→ **What is being asked**: Below are some entries; state how many of their lines contain the word "this", with nothing else in the reply.

→ **Supplied information**:
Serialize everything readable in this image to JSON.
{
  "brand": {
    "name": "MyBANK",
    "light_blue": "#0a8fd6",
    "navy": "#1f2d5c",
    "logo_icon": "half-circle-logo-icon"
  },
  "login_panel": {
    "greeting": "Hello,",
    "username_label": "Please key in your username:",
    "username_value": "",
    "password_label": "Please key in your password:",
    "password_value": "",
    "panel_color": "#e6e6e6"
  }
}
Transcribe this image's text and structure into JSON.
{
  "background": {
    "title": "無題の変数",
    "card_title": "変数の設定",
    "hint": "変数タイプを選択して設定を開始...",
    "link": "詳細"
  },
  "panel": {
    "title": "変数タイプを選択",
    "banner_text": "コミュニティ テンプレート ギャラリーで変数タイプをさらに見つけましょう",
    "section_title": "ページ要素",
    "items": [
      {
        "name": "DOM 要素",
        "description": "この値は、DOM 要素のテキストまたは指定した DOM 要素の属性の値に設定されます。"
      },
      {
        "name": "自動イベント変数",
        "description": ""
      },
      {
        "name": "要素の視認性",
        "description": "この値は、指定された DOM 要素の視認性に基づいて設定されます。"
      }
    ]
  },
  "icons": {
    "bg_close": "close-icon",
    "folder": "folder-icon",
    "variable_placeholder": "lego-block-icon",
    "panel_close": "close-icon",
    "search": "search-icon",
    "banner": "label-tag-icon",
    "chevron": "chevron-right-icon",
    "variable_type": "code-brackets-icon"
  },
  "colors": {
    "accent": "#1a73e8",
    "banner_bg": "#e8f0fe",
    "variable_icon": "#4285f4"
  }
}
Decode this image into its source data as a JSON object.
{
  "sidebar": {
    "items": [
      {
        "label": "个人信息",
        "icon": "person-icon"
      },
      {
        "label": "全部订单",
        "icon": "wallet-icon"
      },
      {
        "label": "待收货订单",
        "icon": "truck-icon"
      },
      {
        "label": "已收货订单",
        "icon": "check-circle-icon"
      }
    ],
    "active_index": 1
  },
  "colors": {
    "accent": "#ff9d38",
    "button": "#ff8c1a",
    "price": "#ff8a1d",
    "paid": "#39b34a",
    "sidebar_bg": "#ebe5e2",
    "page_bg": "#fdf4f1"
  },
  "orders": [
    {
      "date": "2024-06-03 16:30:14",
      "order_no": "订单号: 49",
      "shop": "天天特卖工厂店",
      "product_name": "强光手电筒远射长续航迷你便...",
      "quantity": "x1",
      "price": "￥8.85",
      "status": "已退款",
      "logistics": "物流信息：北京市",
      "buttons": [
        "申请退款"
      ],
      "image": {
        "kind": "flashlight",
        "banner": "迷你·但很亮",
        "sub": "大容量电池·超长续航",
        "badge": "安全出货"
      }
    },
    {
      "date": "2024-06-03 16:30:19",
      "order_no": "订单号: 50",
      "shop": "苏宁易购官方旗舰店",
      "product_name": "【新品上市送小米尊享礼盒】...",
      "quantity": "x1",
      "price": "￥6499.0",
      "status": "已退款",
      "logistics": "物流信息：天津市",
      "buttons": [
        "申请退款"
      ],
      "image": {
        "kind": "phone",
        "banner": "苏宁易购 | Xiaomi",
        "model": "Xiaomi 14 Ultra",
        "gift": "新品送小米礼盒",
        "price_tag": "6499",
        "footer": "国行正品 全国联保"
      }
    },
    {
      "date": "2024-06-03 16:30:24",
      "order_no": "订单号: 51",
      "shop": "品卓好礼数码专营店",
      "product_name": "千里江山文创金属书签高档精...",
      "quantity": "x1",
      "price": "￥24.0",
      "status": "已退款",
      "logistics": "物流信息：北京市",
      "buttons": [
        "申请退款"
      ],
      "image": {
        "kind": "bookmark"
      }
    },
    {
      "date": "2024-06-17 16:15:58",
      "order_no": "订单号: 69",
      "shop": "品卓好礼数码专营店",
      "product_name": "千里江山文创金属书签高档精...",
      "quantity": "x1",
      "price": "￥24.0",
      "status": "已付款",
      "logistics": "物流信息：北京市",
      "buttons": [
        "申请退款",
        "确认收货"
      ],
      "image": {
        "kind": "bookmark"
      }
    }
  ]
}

→ **The completed task**: 3